● Exercise objective: Check every line of the entries for the string "only" and return the ones that contain it.
START Supplied data
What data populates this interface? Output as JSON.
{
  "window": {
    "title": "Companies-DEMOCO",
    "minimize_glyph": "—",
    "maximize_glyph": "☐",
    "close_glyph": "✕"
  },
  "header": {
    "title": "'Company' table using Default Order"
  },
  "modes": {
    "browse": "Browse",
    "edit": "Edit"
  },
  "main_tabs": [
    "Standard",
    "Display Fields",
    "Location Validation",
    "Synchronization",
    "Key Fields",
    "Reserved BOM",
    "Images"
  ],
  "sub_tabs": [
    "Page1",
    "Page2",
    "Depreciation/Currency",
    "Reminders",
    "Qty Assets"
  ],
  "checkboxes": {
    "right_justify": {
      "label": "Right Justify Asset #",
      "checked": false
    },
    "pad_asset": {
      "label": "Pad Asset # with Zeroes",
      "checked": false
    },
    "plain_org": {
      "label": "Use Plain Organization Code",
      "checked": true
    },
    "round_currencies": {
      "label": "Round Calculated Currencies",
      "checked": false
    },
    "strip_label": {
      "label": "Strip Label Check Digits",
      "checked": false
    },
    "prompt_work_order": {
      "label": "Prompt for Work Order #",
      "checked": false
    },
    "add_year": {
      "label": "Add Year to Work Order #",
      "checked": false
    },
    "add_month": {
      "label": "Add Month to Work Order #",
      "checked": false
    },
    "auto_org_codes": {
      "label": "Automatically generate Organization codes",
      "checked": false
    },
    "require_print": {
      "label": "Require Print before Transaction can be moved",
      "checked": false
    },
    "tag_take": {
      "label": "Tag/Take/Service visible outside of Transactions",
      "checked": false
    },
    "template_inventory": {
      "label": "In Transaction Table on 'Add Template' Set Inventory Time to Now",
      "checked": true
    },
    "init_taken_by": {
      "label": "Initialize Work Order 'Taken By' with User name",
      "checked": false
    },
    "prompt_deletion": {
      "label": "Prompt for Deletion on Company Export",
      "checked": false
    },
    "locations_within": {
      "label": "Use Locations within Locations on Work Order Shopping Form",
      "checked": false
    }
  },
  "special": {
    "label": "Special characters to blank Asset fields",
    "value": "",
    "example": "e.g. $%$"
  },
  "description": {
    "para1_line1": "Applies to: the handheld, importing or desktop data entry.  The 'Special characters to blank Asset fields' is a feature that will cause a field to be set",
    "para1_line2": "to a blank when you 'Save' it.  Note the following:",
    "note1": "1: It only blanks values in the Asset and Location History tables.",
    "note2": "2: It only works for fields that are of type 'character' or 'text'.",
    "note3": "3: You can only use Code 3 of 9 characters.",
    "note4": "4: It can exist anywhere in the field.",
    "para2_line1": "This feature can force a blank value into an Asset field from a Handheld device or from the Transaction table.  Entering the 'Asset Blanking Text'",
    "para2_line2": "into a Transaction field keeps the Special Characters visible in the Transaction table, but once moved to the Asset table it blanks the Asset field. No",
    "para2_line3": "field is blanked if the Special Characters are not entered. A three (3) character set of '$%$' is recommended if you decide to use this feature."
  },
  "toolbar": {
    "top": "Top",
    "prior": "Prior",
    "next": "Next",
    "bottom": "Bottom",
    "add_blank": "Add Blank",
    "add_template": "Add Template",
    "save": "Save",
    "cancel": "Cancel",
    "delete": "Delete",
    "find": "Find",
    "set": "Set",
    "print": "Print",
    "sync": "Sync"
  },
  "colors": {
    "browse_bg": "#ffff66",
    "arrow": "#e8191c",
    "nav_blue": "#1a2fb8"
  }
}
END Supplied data
● Result:
    "note1": "1: It only blanks values in the Asset and Location History tables.",
    "note2": "2: It only works for fields that are of type 'character' or 'text'.",
    "note3": "3: You can only use Code 3 of 9 characters.",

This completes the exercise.